“First, we found that while all tobacco products are habitual, e-cigarettes are the most habitual product. Such a result raises concerns about the possibility of strong nicotine addiction for e-cigarettes, though e-cigarettes are frequently advertised as a better alternative to smoking. Second, there is a public health concern that e-cigarettes may complement cigarettes in the long run by serving as a gateway to cigarette smoking. We found that e-cigarettes did not substitute or complement cigarettes in the short or in the long run. Combined with the first finding, our results imply that e-cigarettes may lead people to nicotine addiction but not necessarily to cigarette smoking.” [Zheng Y, Zhen C, Nonnemaker J, Dench D. Advertising, Habit Formation, and U.S. Tobacco Product Demand, American Journal of Agricultural Economics]
“The findings from this nationally representative study of US middle and high school students found that e-cigarette advertisement exposure was associated with e-cigarette use, and greater exposure was associated with higher odds of use. Given that youth use of tobacco in any form is unsafe, comprehensive tobacco prevention and control strategies, including efforts to reduce youth exposure to advertising, are critical to prevent use of all tobacco products among youth.” [Singh T et al. Exposure to Advertisements and Electronic Cigarette Use Among US Middle and High School Students, Pediatrics]
“The results of this systematic review lead us to conclude that evidence for the effectiveness of e-cigarettes as a cessation aid is inconclusive. There is too much uncontrolled variation to allow for any general conclusion to be made. Studies are only beginning to account for important variables related to the product (e-cigarette device, fluid, nicotine content, nicotine delivery), characteristics of users (cigarette use profile, quitting history, health status, demographics), and patterns of use (frequency, duration, time period, inhalation). The study of e-cigarettes as cessation aids is still in its infancy, and at present there are simply too few well-designed studies to establish a strong body of evidence.” [Malas M et al. Electronic Cigarettes for Smoking Cessation: A Systematic Review, Nicotine & Tobacco Research]

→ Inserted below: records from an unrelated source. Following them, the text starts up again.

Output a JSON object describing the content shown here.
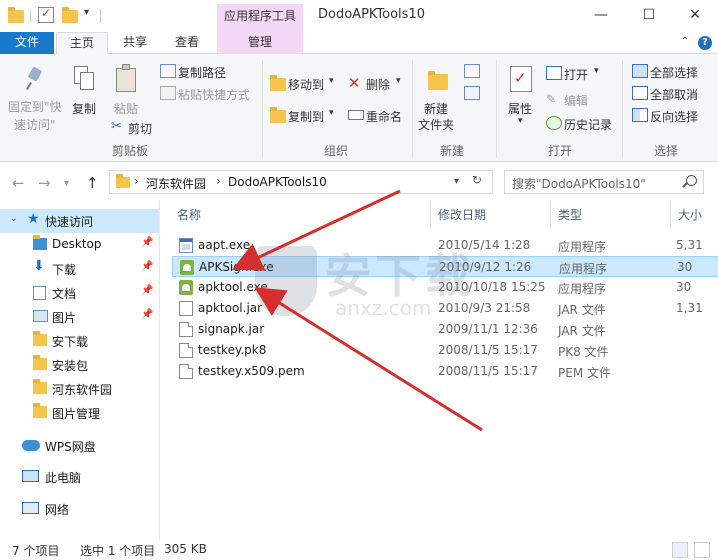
{
  "window": {
    "title": "DodoAPKTools10",
    "context_tab": "应用程序工具",
    "controls": {
      "minimize": "—",
      "maximize": "☐",
      "close": "✕"
    }
  },
  "tabs": {
    "file": "文件",
    "home": "主页",
    "share": "共享",
    "view": "查看",
    "manage": "管理"
  },
  "ribbon": {
    "clipboard": {
      "pin": "固定到\"快速访问\"",
      "pin_line1": "固定到\"快",
      "pin_line2": "速访问\"",
      "copy": "复制",
      "paste": "粘贴",
      "copy_path": "复制路径",
      "paste_shortcut": "粘贴快捷方式",
      "cut": "剪切",
      "label": "剪贴板"
    },
    "organize": {
      "move_to": "移动到",
      "copy_to": "复制到",
      "delete": "删除",
      "rename": "重命名",
      "label": "组织"
    },
    "new": {
      "new_folder_line1": "新建",
      "new_folder_line2": "文件夹",
      "label": "新建"
    },
    "open": {
      "properties": "属性",
      "open": "打开",
      "edit": "编辑",
      "history": "历史记录",
      "label": "打开"
    },
    "select": {
      "select_all": "全部选择",
      "select_none": "全部取消",
      "invert": "反向选择",
      "label": "选择"
    }
  },
  "address": {
    "crumbs": [
      "河东软件园",
      "DodoAPKTools10"
    ],
    "search_placeholder": "搜索\"DodoAPKTools10\""
  },
  "nav": {
    "quick_access": "快速访问",
    "items": [
      "Desktop",
      "下载",
      "文档",
      "图片",
      "安下载",
      "安装包",
      "河东软件园",
      "图片管理"
    ],
    "wps": "WPS网盘",
    "this_pc": "此电脑",
    "network": "网络"
  },
  "list": {
    "columns": {
      "name": "名称",
      "date": "修改日期",
      "type": "类型",
      "size": "大小"
    },
    "files": [
      {
        "name": "aapt.exe",
        "date": "2010/5/14 1:28",
        "type": "应用程序",
        "size": "5,31"
      },
      {
        "name": "APKSign.exe",
        "date": "2010/9/12 1:26",
        "type": "应用程序",
        "size": "30"
      },
      {
        "name": "apktool.exe",
        "date": "2010/10/18 15:25",
        "type": "应用程序",
        "size": "30"
      },
      {
        "name": "apktool.jar",
        "date": "2010/9/3 21:58",
        "type": "JAR 文件",
        "size": "1,31"
      },
      {
        "name": "signapk.jar",
        "date": "2009/11/1 12:36",
        "type": "JAR 文件",
        "size": ""
      },
      {
        "name": "testkey.pk8",
        "date": "2008/11/5 15:17",
        "type": "PK8 文件",
        "size": ""
      },
      {
        "name": "testkey.x509.pem",
        "date": "2008/11/5 15:17",
        "type": "PEM 文件",
        "size": ""
      }
    ]
  },
  "status": {
    "count": "7 个项目",
    "selected": "选中 1 个项目",
    "size": "305 KB"
  },
  "watermark": {
    "big": "安下载",
    "small": "anxz.com"
  },
  "colors": {
    "accent": "#1979ca",
    "selection": "#cce8ff",
    "arrow": "#d32f2f"
  }
}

Stan Shatenstein is editor and publisher of Smoking & Tobacco Abstracts & News, an electronic bulletin devoted to smoking and health issues. Based in Montreal, Canada, he is a 2012 recipient of the American Cancer Society’s Luther L. Terry award for Outstanding Community Service in the field of tobacco control.
Image captured from an e-cigarette online advertisement